Where Art Thou?

Still Life—Violin and Music, 1888
William Michael Harnett (1848–1892)
(Click all pictures to enlarge)
"It is the complexity of melody which makes music beautiful, just as negative spaces make a painting work. When next at the easel, remember we are making music for the eyes."
~ Mary Kilbreath
Music is art for the ears and no instrument evokes more emotion than the strings, the violin. In one moment it can be carefree and lively, cavorting with the square dancers as they twirl around the floor with their partners. In another instant the violinist brings forth great strength and resolve in sharp, short draws of the bow and loud discordant tones; one pictures the charge of a warrior! Then above the din, a melody emerges... sweet, soft, hauntingly sad; a melody that reaches into your deepest soul and the tears flow. Itzhak Perlman and his violin paint a picture of horrible loss and pain with those beautiful but wrenching notes in the theme from Schindler's List; and we weep. Almost any emotion can be painted with the sound of a violin under the master hand and this artist has painted us a violin; an image so real we might reach out and pluck it from the frame to make music the whole night through.

"People are like stained glass windows: they sparkle and shine when the sun is out, but when the darkness sets in their true beauty is revealed only if there is a light within."
~ Elisabeth Kubler-Ross
I loved the colors in this stained glass example, but cannot find the name or the artist or origin presently. It is on display in the Metropolitan Museum of Art, as are all the works photographed here. The museum was very careful to have lighting behind each piece of stained glass, to bring out all the deep jeweled tones and they are stunning!

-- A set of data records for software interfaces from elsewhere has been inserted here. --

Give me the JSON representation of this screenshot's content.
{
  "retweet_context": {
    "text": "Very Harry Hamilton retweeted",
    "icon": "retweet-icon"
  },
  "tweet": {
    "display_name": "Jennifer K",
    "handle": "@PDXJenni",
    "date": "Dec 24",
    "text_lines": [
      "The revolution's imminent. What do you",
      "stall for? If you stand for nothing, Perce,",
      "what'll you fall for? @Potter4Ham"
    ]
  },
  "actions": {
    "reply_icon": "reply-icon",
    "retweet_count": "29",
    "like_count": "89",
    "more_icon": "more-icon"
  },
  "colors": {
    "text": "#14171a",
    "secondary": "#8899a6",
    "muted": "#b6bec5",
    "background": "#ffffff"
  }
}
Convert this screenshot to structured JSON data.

"In every block of marble I see a statue as plain as though it stood before me, shaped and perfect in attitude and action. I have only to hew away the rough walls that imprison the lovely apparition to reveal it to the other eyes as mine see it."
~ Michelangelo
Sculptures beg to be touched, to have fingers feel the cool of the marble or the bronze. To touch the same stone as the master Michelangelo and know that his hands felt the same smooth curves and edges as yours... amazing! The museums in Italy don't allow this touching.. but it was not prohibited in many areas of the Metropolitan. I really liked this piece, but again can't seem to find the name right now. She looks to be resting with her head on her bent knees; maybe she's worked hard in the field, or run in a marathon, or lifted babies up and down or any number of things and now she rests. Or perhaps she has lost a loved one or a friend or life has just become too overwhelming and she hides her face to weep. Perhaps the sculptor simply let her story be born in the eyes of the individual beholder.

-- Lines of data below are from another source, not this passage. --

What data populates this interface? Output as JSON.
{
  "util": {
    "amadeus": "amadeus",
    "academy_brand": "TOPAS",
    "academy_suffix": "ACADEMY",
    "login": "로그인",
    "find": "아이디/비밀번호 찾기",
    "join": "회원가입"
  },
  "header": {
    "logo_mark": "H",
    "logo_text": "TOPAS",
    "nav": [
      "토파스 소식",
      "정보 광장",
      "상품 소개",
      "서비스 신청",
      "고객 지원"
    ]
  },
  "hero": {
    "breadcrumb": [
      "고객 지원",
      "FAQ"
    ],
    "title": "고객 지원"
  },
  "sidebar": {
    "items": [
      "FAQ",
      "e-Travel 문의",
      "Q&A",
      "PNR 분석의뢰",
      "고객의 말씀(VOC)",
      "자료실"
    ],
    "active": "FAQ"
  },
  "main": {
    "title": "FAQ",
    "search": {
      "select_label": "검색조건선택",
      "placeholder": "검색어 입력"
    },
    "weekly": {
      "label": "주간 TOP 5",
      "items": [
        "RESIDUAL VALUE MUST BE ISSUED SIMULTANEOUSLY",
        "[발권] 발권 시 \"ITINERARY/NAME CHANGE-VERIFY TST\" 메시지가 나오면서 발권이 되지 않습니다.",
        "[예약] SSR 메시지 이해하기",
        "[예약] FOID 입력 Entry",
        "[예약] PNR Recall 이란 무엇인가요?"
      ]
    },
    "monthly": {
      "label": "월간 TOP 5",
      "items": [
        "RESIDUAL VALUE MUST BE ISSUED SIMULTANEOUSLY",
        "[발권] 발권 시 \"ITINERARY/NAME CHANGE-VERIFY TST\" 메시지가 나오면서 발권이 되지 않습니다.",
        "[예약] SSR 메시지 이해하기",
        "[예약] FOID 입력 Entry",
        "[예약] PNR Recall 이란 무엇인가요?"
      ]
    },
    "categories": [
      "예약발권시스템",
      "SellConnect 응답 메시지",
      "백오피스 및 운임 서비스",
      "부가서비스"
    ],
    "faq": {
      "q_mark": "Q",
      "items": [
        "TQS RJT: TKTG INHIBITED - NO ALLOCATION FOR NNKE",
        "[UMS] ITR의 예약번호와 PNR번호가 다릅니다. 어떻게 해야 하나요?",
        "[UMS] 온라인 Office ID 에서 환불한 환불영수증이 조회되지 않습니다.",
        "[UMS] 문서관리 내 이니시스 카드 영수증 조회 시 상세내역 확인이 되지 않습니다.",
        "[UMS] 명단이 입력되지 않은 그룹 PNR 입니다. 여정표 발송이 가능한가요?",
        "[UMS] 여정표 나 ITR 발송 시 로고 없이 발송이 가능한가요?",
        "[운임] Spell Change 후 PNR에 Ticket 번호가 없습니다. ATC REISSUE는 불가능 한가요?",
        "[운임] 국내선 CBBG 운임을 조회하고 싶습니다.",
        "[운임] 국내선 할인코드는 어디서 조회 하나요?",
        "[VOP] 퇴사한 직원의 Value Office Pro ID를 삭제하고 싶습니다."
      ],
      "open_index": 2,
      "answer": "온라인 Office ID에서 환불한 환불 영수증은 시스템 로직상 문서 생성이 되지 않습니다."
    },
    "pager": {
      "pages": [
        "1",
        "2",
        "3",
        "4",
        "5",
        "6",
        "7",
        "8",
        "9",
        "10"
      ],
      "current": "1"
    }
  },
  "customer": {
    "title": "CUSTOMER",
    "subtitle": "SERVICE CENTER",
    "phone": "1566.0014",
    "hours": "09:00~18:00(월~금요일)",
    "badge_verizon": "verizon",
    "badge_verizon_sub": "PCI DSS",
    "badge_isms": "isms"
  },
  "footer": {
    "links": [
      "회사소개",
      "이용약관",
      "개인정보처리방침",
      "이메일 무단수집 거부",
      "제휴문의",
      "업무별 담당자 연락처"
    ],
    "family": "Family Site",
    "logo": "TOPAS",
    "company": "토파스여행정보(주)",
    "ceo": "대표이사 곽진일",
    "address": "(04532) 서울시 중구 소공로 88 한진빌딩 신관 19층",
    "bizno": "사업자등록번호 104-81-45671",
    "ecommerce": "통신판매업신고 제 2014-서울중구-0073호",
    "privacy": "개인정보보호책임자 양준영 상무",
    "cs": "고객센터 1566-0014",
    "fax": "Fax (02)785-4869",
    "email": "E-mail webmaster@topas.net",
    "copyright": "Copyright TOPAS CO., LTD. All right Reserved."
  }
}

Jungle Tales (Contes de la Jungle), 1895
James Jebusa Shannon (1862–1923)
Posted by Picasa
"Painting is an adventure to an unknown world. New ideas and concepts develop along the way." ~ Ratindra Das
In this last painting, a mother sits reading to her two daughters, apparently the book is an adventure story of the jungle. The girls are on the edge of their seats in anticipation of the next word; the little red head has big blue eyes wide with excitement. Jungle stories have danger, exploration, exotic animals; and what holds more mystery than a lush green rainforest or traveling up the dark waters of the Amazon? One might think that these adventure stories would have been encouraged and read only by the boys during the 1800's... this mother is obviously progressive; yes, girls love adventure stories too!

This was just a sampling of the fabulous art at the Met. I didn't mention the tapestries, jewelry, gold and silver works, clay, fabrics, and book sections... much less the extensive Egyptian exhibits... If you are ever in New York City, don't pass this museum up!

The theme for Saturday Photo Scavenger Hunt this week is "Art". You can go here to "Grab the Scavenger Hunt code" and here to join the blogroll. This really cute logo is available there as well. The link to other participants is in my blogroll on the sidebar.
(end of post)

No comments: